Stored entries:
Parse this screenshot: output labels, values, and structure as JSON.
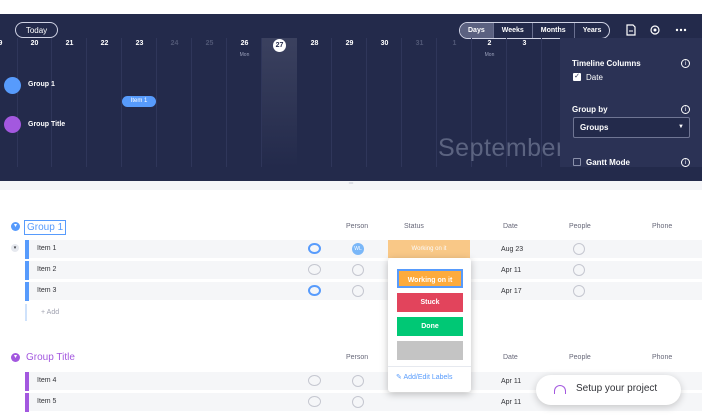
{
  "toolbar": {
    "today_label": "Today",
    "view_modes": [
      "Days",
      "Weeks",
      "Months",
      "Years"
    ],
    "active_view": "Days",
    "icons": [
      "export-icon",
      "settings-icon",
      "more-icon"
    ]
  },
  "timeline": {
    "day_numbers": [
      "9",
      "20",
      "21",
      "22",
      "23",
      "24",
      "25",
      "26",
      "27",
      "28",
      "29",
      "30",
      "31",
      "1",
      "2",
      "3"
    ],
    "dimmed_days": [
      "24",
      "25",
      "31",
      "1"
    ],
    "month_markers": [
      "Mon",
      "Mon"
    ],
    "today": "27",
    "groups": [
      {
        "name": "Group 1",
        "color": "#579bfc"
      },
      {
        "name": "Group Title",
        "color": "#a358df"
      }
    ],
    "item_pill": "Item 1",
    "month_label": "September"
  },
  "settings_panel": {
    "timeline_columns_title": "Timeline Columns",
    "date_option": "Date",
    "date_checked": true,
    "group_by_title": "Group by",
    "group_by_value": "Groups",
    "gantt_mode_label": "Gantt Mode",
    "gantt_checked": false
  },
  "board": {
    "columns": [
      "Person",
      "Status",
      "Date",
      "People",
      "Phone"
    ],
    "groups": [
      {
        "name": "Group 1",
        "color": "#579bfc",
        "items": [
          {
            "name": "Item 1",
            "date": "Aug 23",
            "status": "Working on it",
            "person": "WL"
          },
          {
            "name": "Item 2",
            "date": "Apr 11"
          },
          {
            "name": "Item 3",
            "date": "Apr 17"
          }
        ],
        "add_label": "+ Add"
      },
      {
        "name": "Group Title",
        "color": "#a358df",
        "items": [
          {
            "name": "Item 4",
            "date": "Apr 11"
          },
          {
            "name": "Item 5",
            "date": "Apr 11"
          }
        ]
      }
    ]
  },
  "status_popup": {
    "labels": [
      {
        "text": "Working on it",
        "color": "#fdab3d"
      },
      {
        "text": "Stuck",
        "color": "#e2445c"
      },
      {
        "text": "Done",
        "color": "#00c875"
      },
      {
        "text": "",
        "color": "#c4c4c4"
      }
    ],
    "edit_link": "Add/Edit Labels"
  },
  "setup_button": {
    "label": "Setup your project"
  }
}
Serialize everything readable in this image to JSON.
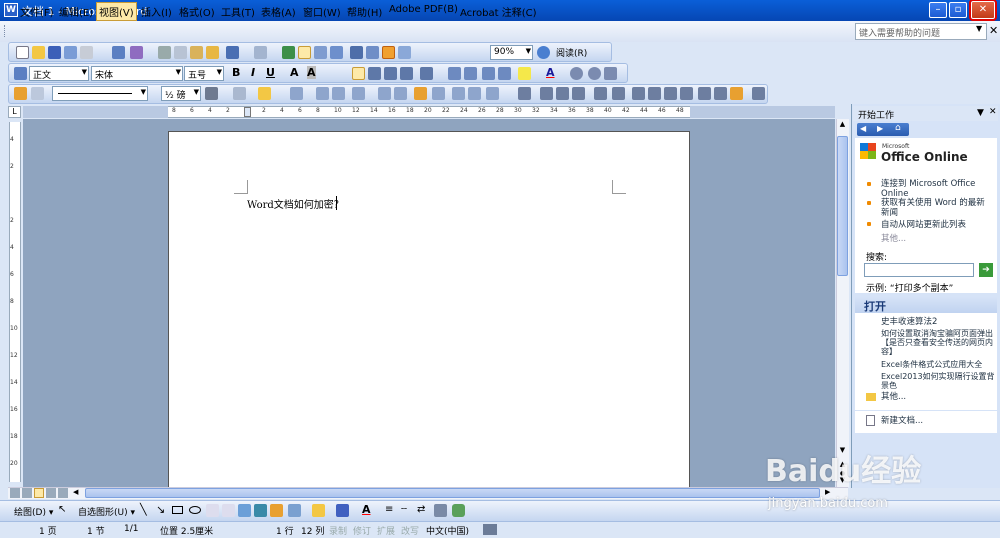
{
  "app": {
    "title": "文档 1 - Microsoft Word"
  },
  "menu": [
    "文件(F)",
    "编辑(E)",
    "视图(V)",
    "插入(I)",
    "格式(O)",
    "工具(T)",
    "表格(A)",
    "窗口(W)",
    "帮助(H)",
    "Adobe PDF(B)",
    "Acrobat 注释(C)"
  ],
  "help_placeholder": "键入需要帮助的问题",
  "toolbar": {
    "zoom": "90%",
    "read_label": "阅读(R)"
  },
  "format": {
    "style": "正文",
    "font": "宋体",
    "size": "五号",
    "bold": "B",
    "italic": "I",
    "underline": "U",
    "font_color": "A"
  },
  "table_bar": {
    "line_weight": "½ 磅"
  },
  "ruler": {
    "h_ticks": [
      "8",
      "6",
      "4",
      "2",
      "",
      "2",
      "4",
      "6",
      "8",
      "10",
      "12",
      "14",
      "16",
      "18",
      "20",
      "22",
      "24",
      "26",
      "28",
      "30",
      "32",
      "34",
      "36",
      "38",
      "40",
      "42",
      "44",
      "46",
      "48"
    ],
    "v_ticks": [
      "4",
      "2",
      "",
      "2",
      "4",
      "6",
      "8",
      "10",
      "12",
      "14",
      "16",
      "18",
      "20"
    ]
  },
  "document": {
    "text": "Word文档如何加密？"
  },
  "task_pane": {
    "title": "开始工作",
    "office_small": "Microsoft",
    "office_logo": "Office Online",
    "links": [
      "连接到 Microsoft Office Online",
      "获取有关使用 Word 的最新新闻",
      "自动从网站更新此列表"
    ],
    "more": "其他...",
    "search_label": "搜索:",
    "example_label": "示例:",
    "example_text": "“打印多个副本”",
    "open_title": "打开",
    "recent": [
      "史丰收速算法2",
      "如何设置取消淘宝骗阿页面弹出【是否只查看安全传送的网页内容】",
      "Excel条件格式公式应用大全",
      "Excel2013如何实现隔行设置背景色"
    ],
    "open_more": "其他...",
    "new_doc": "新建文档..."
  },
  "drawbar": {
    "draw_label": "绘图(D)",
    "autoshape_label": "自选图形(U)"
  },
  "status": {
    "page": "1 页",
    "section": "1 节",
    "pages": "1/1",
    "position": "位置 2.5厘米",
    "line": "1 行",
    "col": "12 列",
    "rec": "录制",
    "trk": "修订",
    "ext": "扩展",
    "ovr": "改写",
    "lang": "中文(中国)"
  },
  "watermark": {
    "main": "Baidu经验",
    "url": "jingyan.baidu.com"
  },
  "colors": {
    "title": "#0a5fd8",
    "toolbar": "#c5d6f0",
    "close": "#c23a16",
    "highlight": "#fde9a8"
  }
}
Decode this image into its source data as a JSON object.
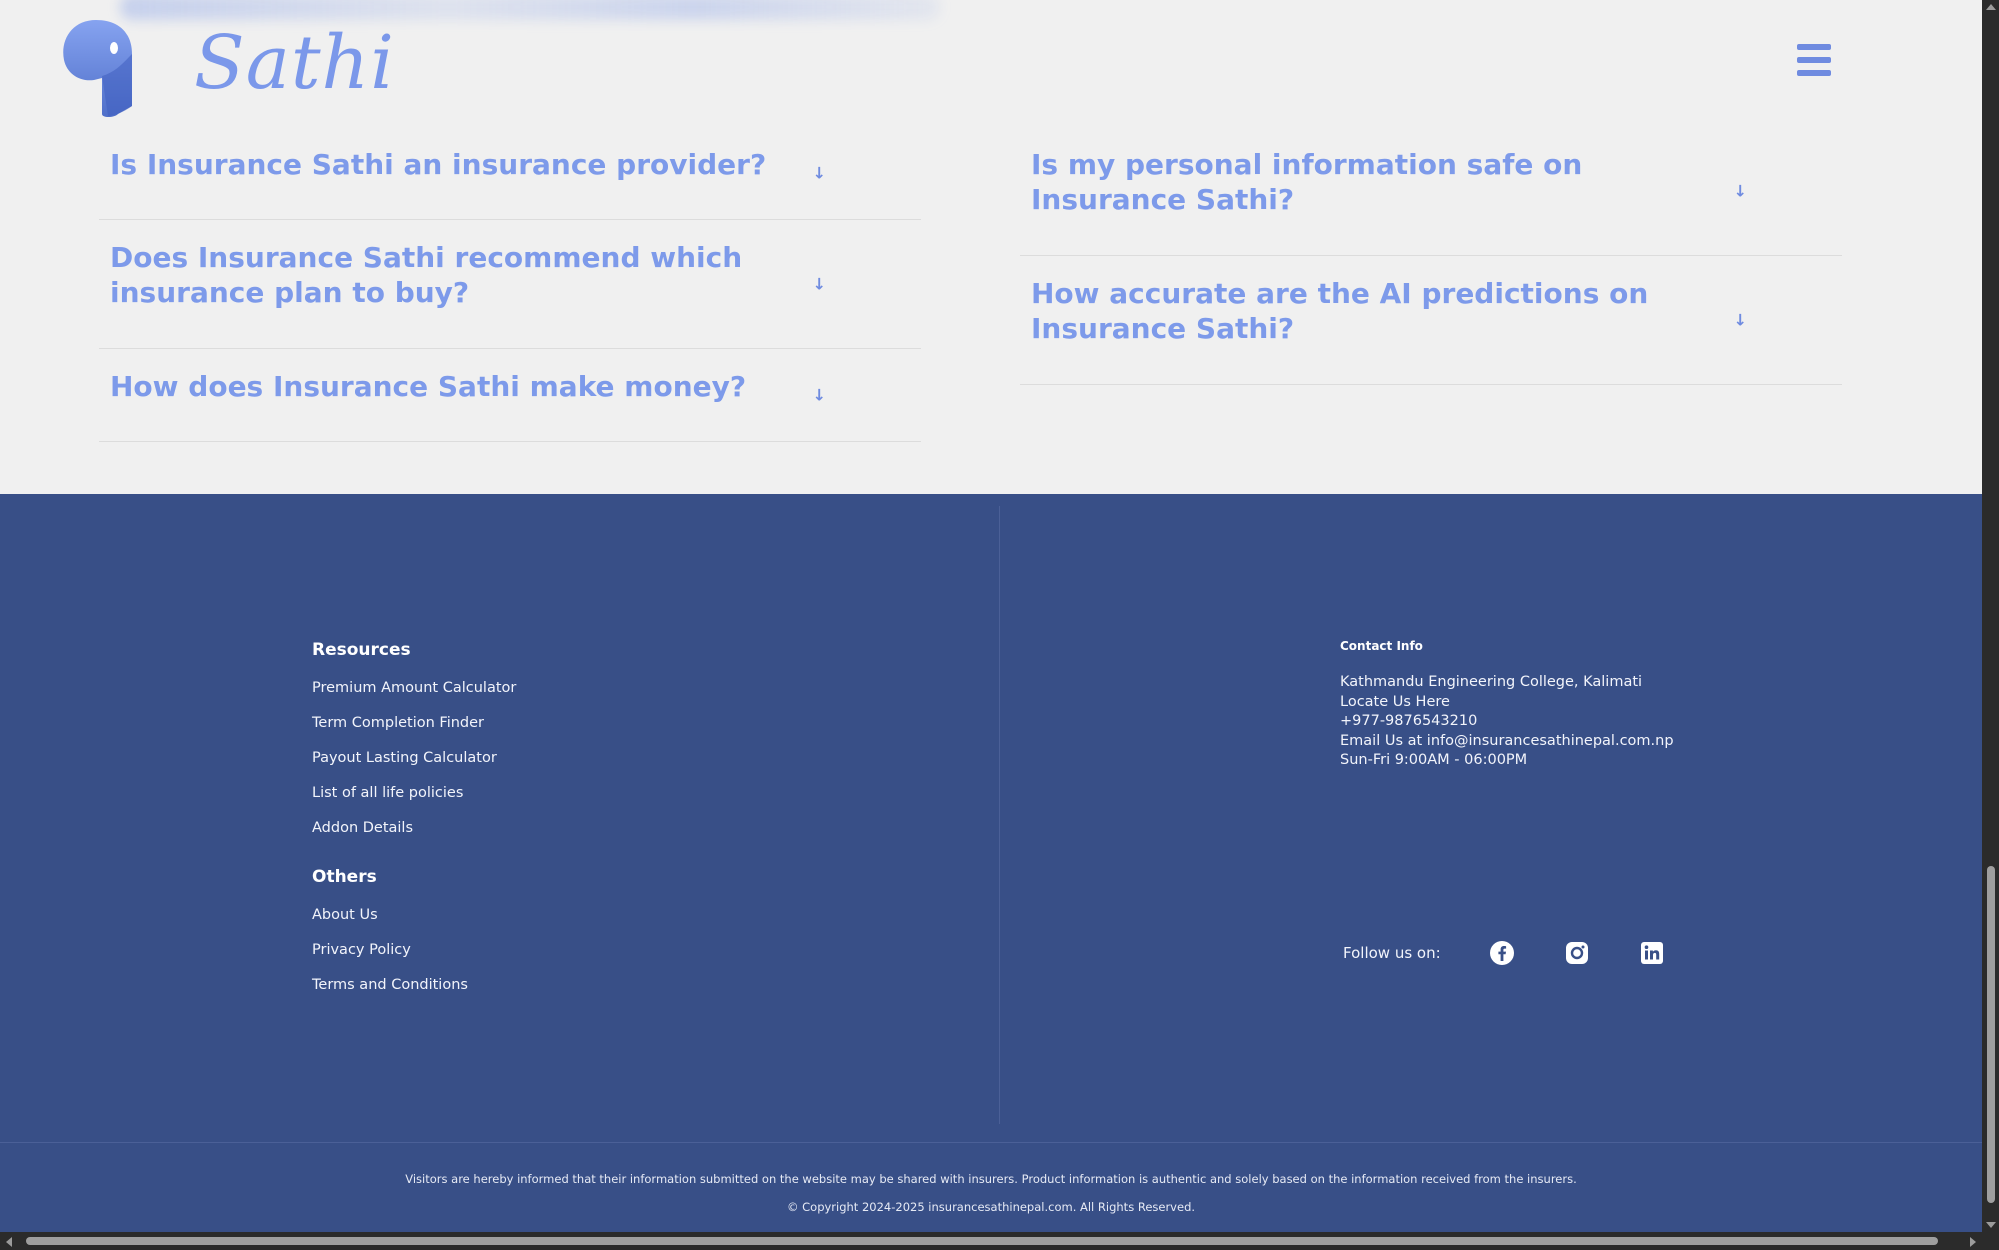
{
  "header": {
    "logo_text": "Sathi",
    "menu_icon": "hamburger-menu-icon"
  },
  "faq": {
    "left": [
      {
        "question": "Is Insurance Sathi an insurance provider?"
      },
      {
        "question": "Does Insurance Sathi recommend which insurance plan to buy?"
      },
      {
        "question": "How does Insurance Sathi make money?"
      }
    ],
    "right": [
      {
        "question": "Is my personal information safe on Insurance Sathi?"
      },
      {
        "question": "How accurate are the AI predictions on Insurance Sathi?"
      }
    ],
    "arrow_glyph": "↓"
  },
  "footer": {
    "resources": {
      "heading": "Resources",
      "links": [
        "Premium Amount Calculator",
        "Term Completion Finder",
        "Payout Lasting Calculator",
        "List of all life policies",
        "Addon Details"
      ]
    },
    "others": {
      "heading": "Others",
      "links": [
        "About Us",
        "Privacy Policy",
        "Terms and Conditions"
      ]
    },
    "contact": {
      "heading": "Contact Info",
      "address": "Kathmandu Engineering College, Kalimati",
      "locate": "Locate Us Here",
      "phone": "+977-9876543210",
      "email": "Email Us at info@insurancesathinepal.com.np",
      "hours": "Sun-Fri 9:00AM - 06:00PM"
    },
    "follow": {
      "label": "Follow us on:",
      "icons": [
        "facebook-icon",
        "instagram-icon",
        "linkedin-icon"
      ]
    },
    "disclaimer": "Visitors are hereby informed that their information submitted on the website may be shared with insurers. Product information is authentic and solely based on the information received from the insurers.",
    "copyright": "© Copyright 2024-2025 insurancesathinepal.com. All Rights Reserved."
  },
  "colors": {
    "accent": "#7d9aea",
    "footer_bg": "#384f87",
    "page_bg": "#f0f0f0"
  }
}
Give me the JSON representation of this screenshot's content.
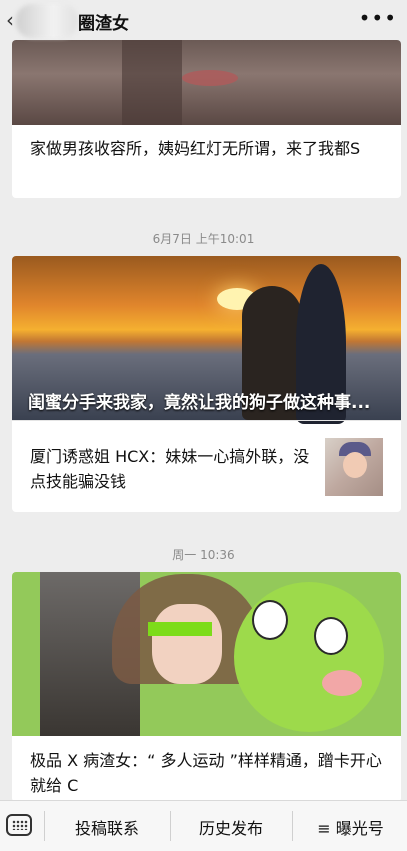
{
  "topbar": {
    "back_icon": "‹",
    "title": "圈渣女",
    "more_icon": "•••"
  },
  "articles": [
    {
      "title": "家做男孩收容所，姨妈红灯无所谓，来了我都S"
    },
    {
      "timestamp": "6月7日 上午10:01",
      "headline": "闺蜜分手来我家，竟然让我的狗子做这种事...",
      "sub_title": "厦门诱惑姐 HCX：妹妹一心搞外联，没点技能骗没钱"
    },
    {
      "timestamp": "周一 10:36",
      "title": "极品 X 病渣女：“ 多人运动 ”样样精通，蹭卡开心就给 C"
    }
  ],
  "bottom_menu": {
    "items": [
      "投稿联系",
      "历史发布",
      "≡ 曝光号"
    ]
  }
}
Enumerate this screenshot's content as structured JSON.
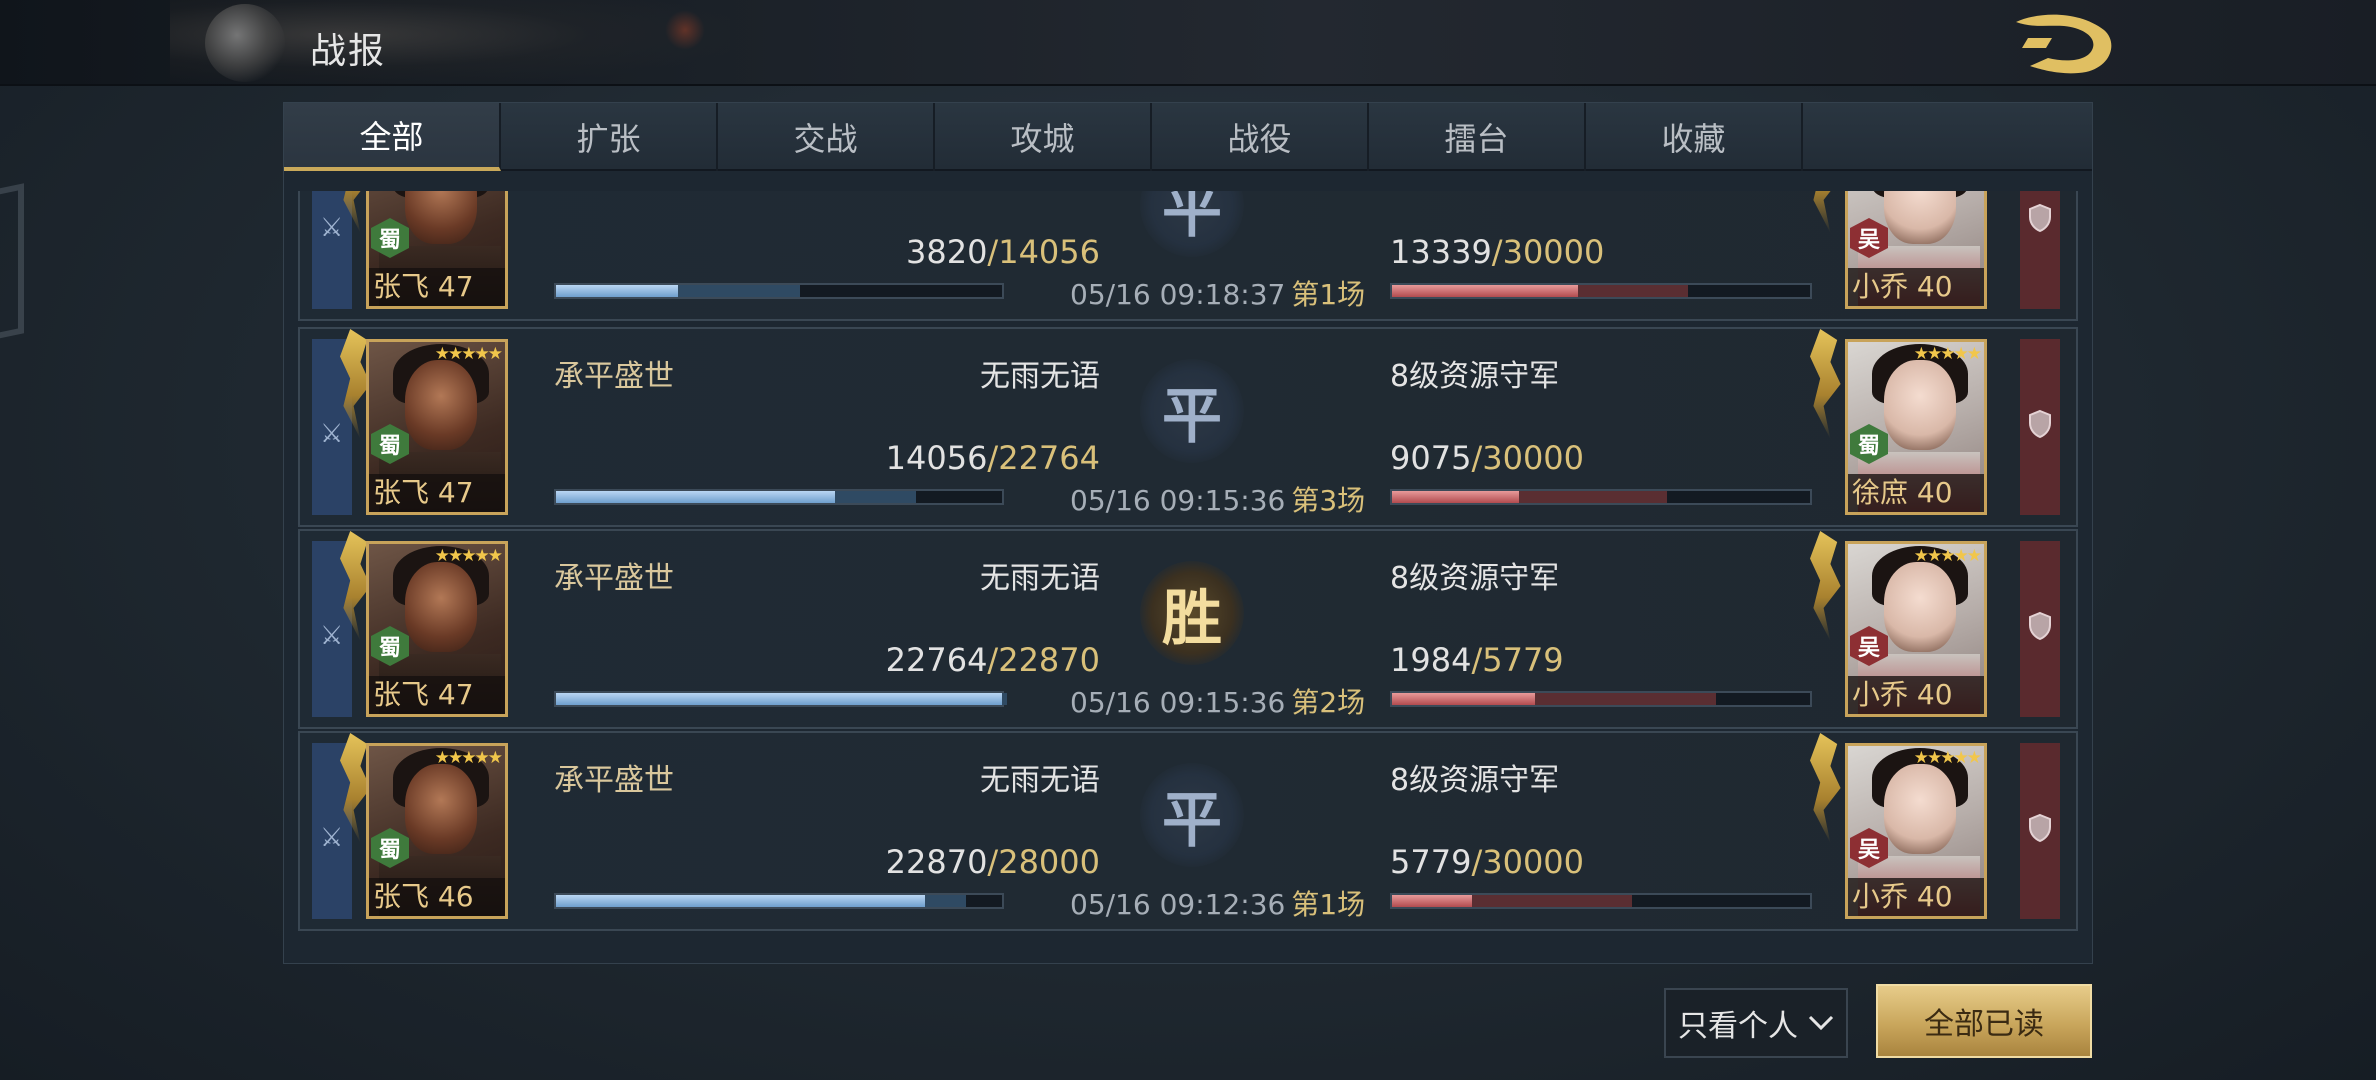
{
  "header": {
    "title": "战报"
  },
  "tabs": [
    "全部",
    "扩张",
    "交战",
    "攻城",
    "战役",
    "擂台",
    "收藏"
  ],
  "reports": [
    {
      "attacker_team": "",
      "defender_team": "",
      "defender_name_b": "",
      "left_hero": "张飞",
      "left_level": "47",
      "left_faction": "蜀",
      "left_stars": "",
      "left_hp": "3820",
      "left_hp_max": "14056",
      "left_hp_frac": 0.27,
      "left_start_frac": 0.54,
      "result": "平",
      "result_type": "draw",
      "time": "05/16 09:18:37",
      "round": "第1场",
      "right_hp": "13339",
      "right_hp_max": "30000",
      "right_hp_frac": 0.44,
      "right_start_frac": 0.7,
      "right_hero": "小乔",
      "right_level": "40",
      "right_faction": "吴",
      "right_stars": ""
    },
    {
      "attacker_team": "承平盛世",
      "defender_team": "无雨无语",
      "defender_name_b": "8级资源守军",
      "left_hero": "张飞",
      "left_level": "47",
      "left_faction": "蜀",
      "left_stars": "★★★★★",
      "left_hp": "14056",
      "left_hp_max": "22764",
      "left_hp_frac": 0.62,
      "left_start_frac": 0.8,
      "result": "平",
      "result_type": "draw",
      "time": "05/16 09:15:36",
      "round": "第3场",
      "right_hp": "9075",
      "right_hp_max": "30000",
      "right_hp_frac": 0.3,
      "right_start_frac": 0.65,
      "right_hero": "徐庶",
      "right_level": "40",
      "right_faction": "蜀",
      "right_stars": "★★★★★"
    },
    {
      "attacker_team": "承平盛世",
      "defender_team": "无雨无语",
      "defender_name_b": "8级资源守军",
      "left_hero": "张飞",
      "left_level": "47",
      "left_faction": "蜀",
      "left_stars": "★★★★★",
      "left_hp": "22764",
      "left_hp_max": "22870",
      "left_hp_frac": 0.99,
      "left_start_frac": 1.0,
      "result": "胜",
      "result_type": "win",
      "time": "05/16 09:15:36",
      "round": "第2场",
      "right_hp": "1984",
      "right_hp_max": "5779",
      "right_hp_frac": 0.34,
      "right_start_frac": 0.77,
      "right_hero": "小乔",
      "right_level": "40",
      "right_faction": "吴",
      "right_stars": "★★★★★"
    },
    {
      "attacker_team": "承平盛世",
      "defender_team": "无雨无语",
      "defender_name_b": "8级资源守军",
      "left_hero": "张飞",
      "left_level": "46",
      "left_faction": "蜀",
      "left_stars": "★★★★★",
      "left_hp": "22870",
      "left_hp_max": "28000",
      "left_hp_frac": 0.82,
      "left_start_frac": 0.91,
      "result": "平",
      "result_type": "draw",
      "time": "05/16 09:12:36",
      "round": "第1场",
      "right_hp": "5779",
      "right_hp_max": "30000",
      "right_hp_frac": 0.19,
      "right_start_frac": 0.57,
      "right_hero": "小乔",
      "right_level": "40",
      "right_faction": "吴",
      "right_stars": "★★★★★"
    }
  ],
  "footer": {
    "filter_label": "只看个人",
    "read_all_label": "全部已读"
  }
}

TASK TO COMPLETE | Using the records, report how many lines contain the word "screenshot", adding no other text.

RESPONSE AREA | 3